In the 21st century what is meant by a “natural landscape”? What is it that makes a landscape special? How do the people who live, work and play in a particular area relate to It? What part do these landscapes play in the lives of those who live in more urban environments?
In the event of changes to the landscape brought about by significant climate change, how will people respond to any measures taken to help protect that landscape and its possible uses?
Thursday, 17 March 2011
I now realise that you have to take pot luck about the quality of image that some people experience when trying to watch the film. A slow internet connection really has a detrimental effect on the way the film is experienced. Playback can be improved by viewers of YouTube by clicking on the "360" button and changing it to "240" (directly underneath the video). This reduces the frame rate.
Technical difficulties aside, I want to use this short format to juxtapose city life (Brussels) with a rural town (Brecon) in order to highlight the difference in material wealth and convenience against what often seems a hard and much more physical existence , what herman de vries calls our primary reality.
Policies, such as the Common Agricultural Policy Reform are shaped and launched in the city.
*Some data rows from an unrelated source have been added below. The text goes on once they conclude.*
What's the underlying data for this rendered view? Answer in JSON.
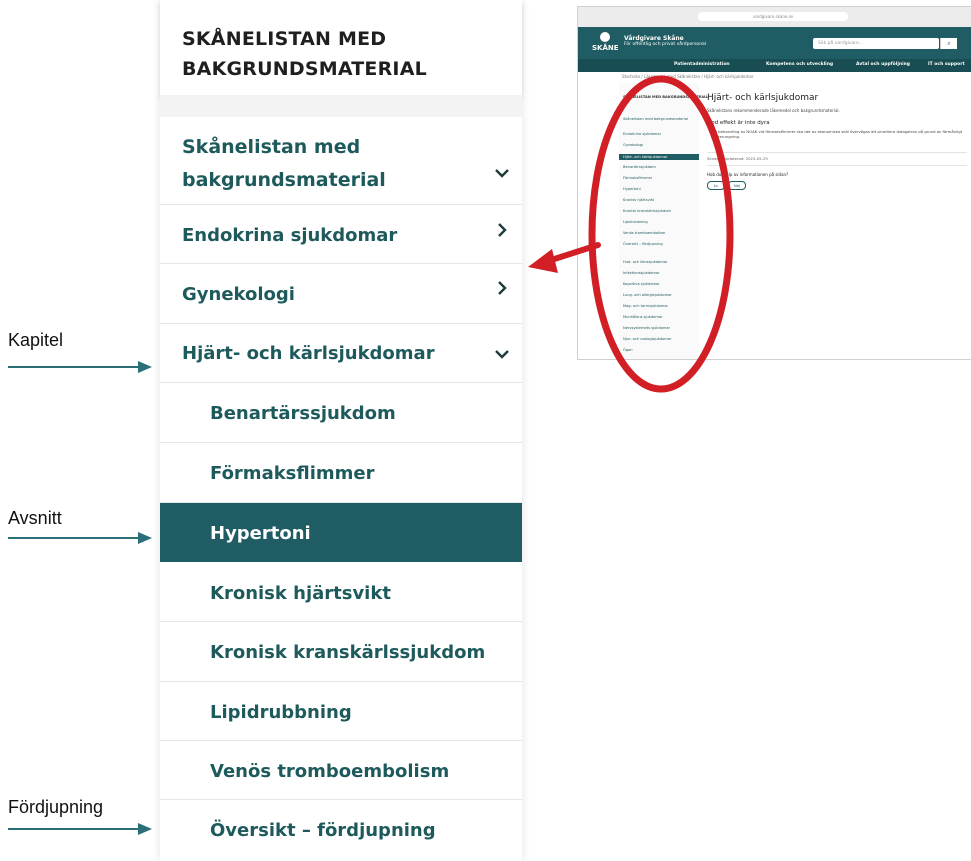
{
  "panel": {
    "header": "SKÅNELISTAN MED BAKGRUNDSMATERIAL",
    "items": [
      {
        "label": "Skånelistan med bakgrundsmaterial",
        "chevron": "chevron-down"
      },
      {
        "label": "Endokrina sjukdomar",
        "chevron": "chevron-right"
      },
      {
        "label": "Gynekologi",
        "chevron": "chevron-right"
      },
      {
        "label": "Hjärt- och kärlsjukdomar",
        "chevron": "chevron-down"
      },
      {
        "label": "Benartärssjukdom"
      },
      {
        "label": "Förmaksflimmer"
      },
      {
        "label": "Hypertoni",
        "active": true
      },
      {
        "label": "Kronisk hjärtsvikt"
      },
      {
        "label": "Kronisk kranskärlssjukdom"
      },
      {
        "label": "Lipidrubbning"
      },
      {
        "label": "Venös tromboembolism"
      },
      {
        "label": "Översikt – fördjupning"
      }
    ]
  },
  "annotations": {
    "kapitel": "Kapitel",
    "avsnitt": "Avsnitt",
    "fordjupning": "Fördjupning"
  },
  "thumbnail": {
    "url": "vardgivare.skane.se",
    "logo": "SKÅNE",
    "site_title": "Vårdgivare Skåne",
    "site_subtitle": "För offentlig och privat vårdpersonal",
    "search_placeholder": "Sök på vardgivare...",
    "search_icon": "search-icon",
    "menu": [
      "Patientadministration",
      "Kompetens och utveckling",
      "Avtal och uppföljning",
      "IT och support"
    ],
    "breadcrumb": "Startsida / Läkemedel med Skånelistan / Hjärt- och kärlsjukdomar",
    "heading": "Hjärt- och kärlsjukdomar",
    "intro": "Skånelistans rekommenderade läkemedel och bakgrundsmaterial.",
    "subheading": "God effekt är inte dyra",
    "text": "Vid behandling av NOAK vid förmaksflimmer ska det av ekonomiska skäl övervägas att prioritera ibdagatran på grund av förmånligt pristerungning.",
    "date": "Senast uppdaterad: 2023-05-29",
    "question": "Hob du hjälp av informationen på sidan?",
    "yes": "Ja",
    "no": "Nej",
    "side_items": [
      "SKÅNELISTAN MED BAKGRUNDSMATERIAL",
      "Skånelistan med bakgrundsmaterial",
      "Endokrina sjukdomar",
      "Gynekologi",
      "Hjärt- och kärlsjukdomar",
      "Benartärssjukdom",
      "Förmaksflimmer",
      "Hypertoni",
      "Kronisk hjärtsvikt",
      "Kronisk kranskärlssjukdom",
      "Lipidrubbning",
      "Venös tromboembolism",
      "Översikt – fördjupning",
      "Hud- och könssjukdomar",
      "Infektionssjukdomar",
      "Kognitiva sjukdomar",
      "Lung- och allergisjukdomar",
      "Mag- och tarmsjukdomar",
      "Munhålans sjukdomar",
      "Nervsystemets sjukdomar",
      "Njur- och urologisjukdomar",
      "Ögon"
    ]
  },
  "colors": {
    "teal": "#1f5c63",
    "text_teal": "#1e5a5c",
    "red": "#d21f26"
  }
}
This policy encourages upland farmers to become environmental land managers rather than food producers, it also makes it more difficult for many small farming units to get any farming subsidies.
City dwellers depend on good air and water quality, increased biodiversity benefits us all. The high carbon life style of the city can “carry on as before” only if there are places in the world such as the uplands and particularly the peat bogs to help offset their activities.
The conundrum is that human beings all want.
The city dweller likes to dip into the “idea” of the country way of life whilst the country dweller, particularly the young, would like a little more of the bright lights and SHOPS!
……..and those who work the land? Well they are increasingly aware of a shifting balance between power and direction. For some farmers diversification now means turning from food production to energy production, filling fields with photo voltaic panels, wind turbines or hydro systems. Whilst others scratch their heads wondering who is going to feed the world. Like Knights of old, I suspect this is why the multi nationals step up to the mark with their genetically engineered factory style food production to “save the world” whilst keeping control of the profits.
City dwellers stay fit by visiting the gym, at weekends they may visit the “countryside.”
However we define the countryside, it has changed, it looks very different, but it’s central role remains the same… our primary reality and the Earth’s vital breath holes.
Friday, 11 February 2011
The project has progressed and I am about to launch a short You Tube video and three more postcards to complete the set of six . I will put these onto the blog in the near future.
I have been disappointed with the lack of response to the blog. I was hoping to raise some form of debate or wider conversation through this. However, fairly early on I became aware that farmers in particular, do not spend a lot of time on their computers. So I guess that’s one big bunch of interested people I am not talking to! I also discovered that many young people living in the Brecon area do not express much interest in their natural environment, and are more likely to use the internet for social networking.
Now I am trying to put together a short filmic essay. I want to use give voice to some of the different points of view and concerns I discovered during my conversations with farmers, graziers, towns people and tourists. I also think it is important to raise awareness of the plight of these areas, and why it is necessary to protect and nurture them for future generations. Not because they are rural idles, these are tough environments in which to live, but because these fragile landscapes help improve the air and water quality for those of us living more convenient urban lives, and in many cases more responsible for creating pollution in the first place.
I am also concerned that by running down or discouraging the small family farm, and the increasing imbalance between food requirement and production it would seem a good time to justify the use of GM seeds. Thus taking more control away from the individual and placing it firmly in the hands of the multinational companies.